Humans have needs, and when someone else (your teen, parent, partner, friend, colleague) expresses their needs, it doesn't mean you are doing anything wrong. It just means they have needs.
Friendship qualms, questions, concerns, and curiosities are one of the most frequent topics of conversation in my sessions with young people.
You are probably already doing some things that show self-compassion. The key is to be mindful and aware of how and what you’re telling yourself when you’re going through a hard time.
This is an invitation to notice the thoughts you are choosing today and every day. Do your best to observe the thoughts gently, kindly.
In order to navigate this week, I knew I was going to need some new and different help than last week or weeks prior.

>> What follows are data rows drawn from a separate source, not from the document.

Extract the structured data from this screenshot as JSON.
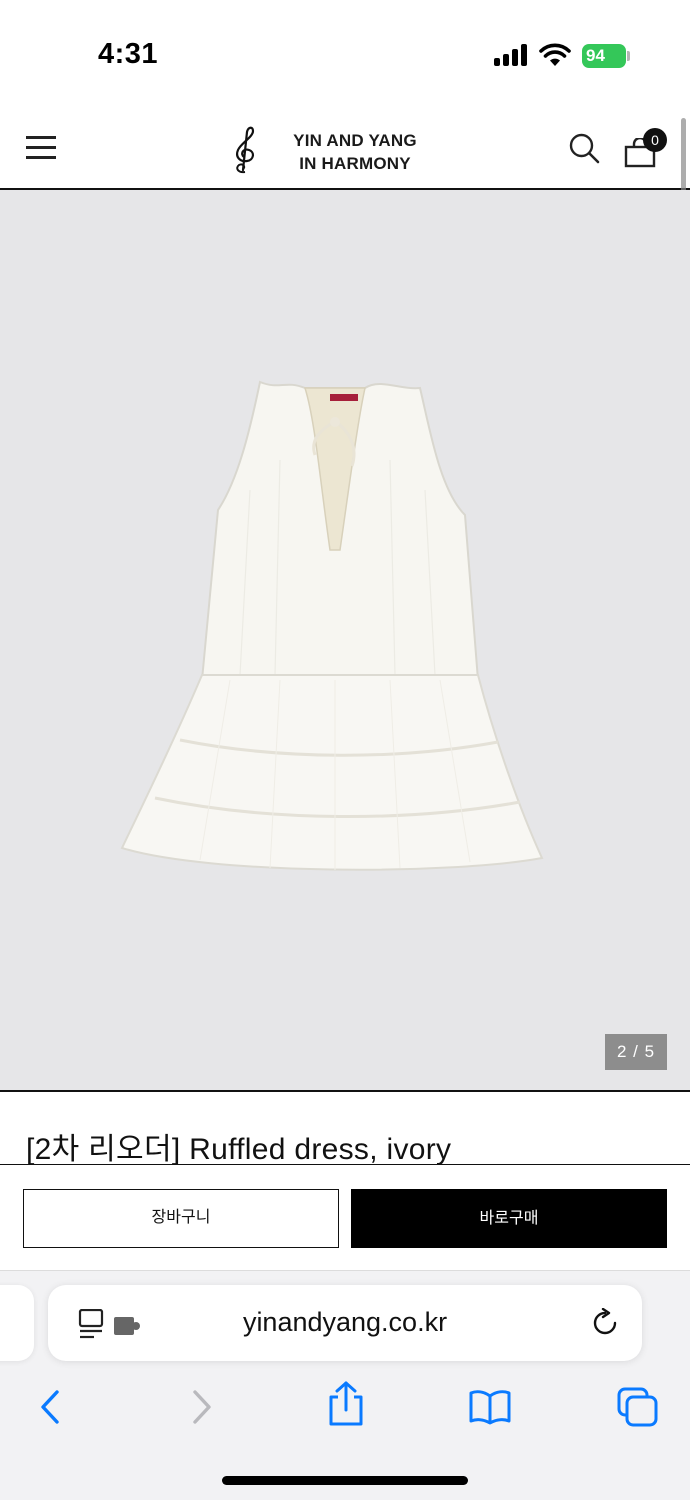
{
  "status_bar": {
    "time": "4:31",
    "battery": "94",
    "icons": [
      "cellular-signal-icon",
      "wifi-icon",
      "battery-charging-icon"
    ]
  },
  "header": {
    "logo_line1": "YIN AND YANG",
    "logo_line2": "IN HARMONY",
    "cart_count": "0",
    "icons": [
      "hamburger-menu-icon",
      "treble-clef-logo",
      "search-icon",
      "shopping-bag-icon"
    ]
  },
  "product": {
    "title": "[2차 리오더] Ruffled dress, ivory",
    "image_subject": "ivory sleeveless ruffled dress",
    "slide_counter": "2 / 5"
  },
  "actions": {
    "cart_label": "장바구니",
    "buy_label": "바로구매"
  },
  "browser": {
    "url": "yinandyang.co.kr",
    "icons": [
      "reader-mode-icon",
      "extension-icon",
      "reload-icon",
      "back-icon",
      "forward-icon",
      "share-icon",
      "bookmarks-icon",
      "tabs-icon"
    ]
  },
  "colors": {
    "image_background": "#e6e6e8",
    "buy_button": "#000000",
    "battery": "#34c759",
    "safari_accent": "#0a7aff"
  }
}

So, I connected with my communities to find a plan for care and support.
Abolition asks us to think beyond “prescriptive approaches” to justice and instead consider what is needed to repair and prevent the harm in the first place.
As I navigate uncertainties and insecurities, some of the best medicine has been being with myself. But, like, really being with myself.
When you hear the word gratitude, what thoughts/feelings/beliefs come to mind? When you hear the word appreciation, what thoughts/feelings/beliefs come to mind?
Self-care and collective or community care are experiences and actions that are worthy of our time, energy, and effort. Furthermore, these acts of tending to ourselves and one another are required in order for us to thrive.
Money is a challenging subject to discuss for many parents, caregivers, and grandparents, and even for many teens and young adults. Contrary to popular belief, money is not just about numbers or facts.